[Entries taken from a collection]
● ● ● ● ●

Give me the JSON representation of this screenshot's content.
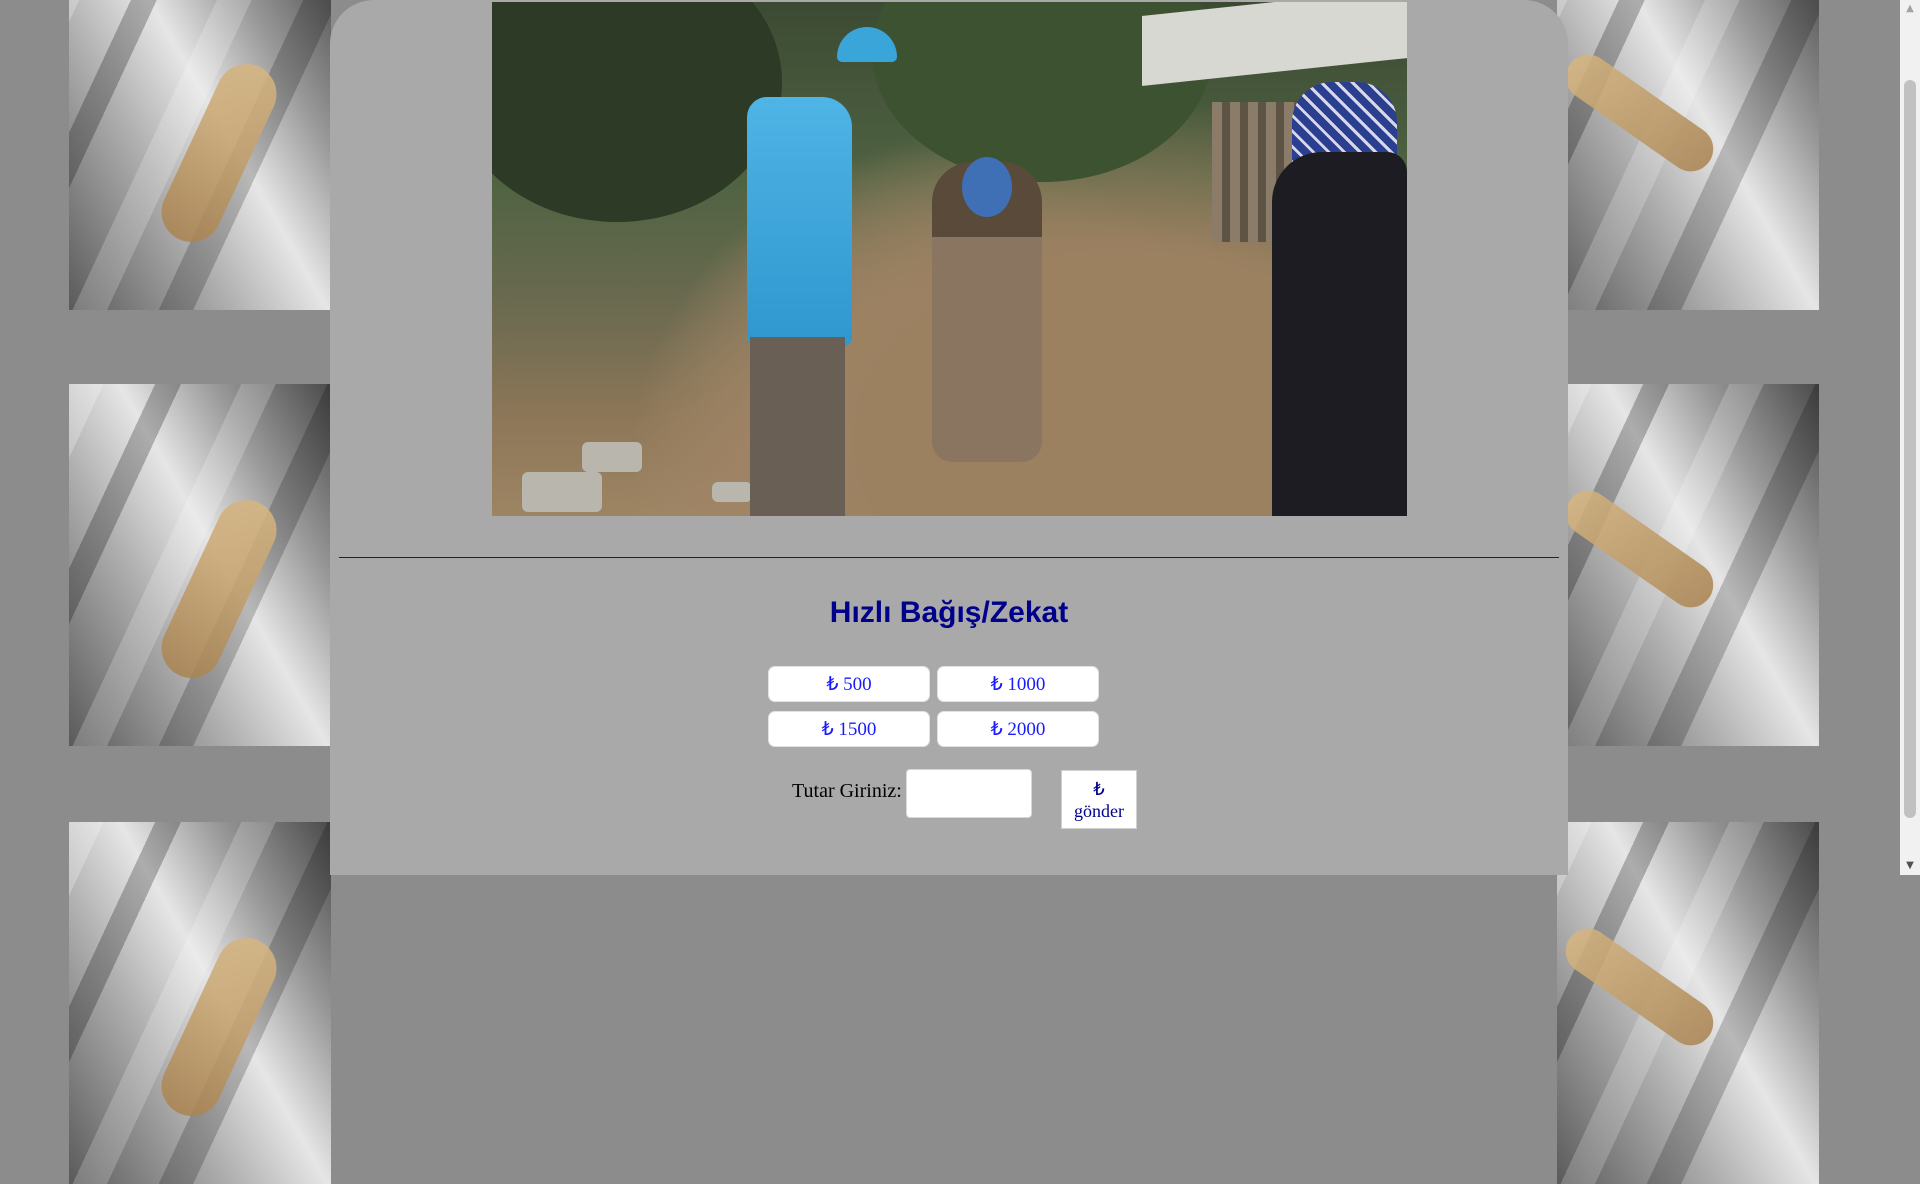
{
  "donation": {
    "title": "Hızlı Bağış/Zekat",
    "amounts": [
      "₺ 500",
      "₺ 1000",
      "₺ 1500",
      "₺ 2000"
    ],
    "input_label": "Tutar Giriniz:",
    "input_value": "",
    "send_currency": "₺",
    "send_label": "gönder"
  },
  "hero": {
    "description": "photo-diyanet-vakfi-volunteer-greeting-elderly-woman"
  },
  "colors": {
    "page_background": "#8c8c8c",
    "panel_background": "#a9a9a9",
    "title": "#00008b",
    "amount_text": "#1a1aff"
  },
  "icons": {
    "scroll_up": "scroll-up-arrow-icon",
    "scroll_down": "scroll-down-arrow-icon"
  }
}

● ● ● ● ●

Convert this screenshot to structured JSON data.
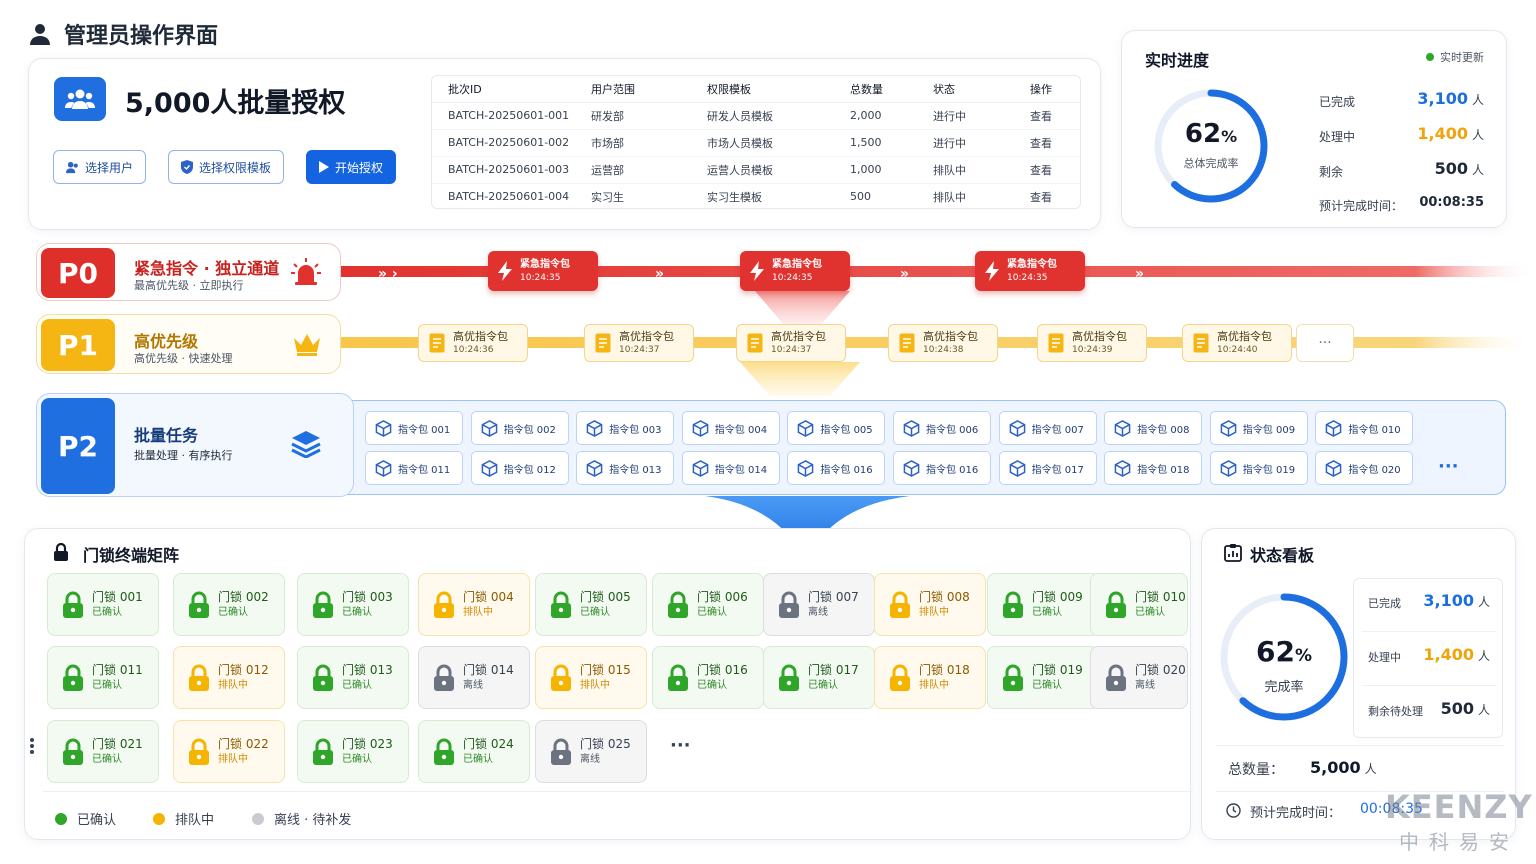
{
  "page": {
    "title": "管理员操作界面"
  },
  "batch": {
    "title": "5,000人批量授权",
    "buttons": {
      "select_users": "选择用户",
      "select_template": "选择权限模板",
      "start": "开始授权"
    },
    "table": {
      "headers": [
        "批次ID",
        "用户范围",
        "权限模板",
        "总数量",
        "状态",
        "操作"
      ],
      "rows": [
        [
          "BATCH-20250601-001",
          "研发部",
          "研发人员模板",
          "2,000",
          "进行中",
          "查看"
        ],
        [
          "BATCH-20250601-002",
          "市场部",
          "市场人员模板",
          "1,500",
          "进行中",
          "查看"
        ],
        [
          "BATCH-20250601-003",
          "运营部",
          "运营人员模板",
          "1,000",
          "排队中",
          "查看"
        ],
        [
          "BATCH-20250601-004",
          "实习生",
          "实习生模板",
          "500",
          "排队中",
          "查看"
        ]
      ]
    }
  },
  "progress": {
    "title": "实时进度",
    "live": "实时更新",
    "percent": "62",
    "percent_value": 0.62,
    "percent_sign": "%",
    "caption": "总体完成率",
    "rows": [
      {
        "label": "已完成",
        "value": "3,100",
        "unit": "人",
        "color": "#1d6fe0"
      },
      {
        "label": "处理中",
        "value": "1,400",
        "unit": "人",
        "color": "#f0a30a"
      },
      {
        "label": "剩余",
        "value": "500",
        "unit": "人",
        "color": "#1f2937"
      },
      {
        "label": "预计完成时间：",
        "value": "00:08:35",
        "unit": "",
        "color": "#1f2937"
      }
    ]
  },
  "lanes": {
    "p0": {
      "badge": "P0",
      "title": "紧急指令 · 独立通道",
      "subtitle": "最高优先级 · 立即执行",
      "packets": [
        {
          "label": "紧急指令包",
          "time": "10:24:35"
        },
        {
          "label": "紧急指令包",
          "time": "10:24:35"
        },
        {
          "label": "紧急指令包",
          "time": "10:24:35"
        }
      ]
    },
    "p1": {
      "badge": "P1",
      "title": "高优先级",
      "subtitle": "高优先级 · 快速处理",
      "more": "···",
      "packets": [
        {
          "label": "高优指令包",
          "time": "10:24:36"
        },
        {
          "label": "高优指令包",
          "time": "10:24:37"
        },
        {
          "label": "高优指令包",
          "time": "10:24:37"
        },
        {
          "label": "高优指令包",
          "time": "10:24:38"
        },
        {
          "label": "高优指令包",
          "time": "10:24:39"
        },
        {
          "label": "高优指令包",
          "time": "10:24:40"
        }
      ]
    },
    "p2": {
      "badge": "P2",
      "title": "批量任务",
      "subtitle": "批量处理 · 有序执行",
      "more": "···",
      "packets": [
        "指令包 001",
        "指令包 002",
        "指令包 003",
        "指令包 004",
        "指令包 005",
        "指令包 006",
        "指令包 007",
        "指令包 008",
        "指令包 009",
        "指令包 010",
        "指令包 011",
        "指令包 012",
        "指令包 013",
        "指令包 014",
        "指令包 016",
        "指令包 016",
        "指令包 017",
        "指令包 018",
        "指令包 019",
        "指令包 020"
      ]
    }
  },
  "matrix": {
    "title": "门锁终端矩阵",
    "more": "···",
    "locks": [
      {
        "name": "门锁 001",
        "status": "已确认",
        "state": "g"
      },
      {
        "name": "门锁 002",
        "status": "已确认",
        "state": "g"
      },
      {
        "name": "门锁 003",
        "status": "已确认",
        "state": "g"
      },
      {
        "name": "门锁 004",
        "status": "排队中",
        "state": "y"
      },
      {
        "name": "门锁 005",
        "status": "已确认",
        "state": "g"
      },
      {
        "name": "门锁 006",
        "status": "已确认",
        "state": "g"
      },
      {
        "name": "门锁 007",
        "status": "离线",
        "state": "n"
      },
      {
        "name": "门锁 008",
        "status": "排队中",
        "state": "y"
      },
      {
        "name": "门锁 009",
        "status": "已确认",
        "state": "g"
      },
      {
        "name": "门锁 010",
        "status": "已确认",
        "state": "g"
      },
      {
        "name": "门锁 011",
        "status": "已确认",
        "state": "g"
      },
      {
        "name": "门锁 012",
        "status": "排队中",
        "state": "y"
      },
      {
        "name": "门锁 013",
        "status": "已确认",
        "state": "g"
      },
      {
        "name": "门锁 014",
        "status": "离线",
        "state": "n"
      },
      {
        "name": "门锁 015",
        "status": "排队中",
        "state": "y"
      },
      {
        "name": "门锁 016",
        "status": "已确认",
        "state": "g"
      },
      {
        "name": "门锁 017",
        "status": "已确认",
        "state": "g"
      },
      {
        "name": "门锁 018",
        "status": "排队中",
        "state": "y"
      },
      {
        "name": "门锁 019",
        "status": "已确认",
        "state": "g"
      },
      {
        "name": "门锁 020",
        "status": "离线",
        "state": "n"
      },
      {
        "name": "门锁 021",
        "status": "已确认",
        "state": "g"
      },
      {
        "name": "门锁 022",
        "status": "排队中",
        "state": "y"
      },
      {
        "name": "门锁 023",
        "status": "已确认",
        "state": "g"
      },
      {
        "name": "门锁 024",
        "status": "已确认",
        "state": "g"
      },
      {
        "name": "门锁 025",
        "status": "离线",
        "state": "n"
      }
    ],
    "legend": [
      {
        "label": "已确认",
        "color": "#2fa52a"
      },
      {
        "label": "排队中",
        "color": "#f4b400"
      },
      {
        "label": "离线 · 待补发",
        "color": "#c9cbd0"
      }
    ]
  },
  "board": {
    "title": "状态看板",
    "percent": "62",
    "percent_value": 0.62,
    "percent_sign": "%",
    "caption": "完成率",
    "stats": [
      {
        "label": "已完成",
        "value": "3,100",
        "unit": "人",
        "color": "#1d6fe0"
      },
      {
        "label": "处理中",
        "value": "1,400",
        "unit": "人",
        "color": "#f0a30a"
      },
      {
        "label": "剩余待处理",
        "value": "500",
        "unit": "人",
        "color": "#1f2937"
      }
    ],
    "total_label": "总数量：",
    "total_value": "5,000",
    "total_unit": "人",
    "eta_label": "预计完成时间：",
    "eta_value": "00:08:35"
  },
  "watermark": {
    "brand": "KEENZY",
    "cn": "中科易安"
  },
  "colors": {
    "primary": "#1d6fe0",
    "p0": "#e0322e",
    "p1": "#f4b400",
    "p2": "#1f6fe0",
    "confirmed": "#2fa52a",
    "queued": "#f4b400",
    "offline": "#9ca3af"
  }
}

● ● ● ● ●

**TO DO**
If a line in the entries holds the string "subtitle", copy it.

**SOLUTION TO THIS EXERCISE**
      "subtitle": "最高优先级 · 立即执行",
      "subtitle": "高优先级 · 快速处理",
      "subtitle": "批量处理 · 有序执行",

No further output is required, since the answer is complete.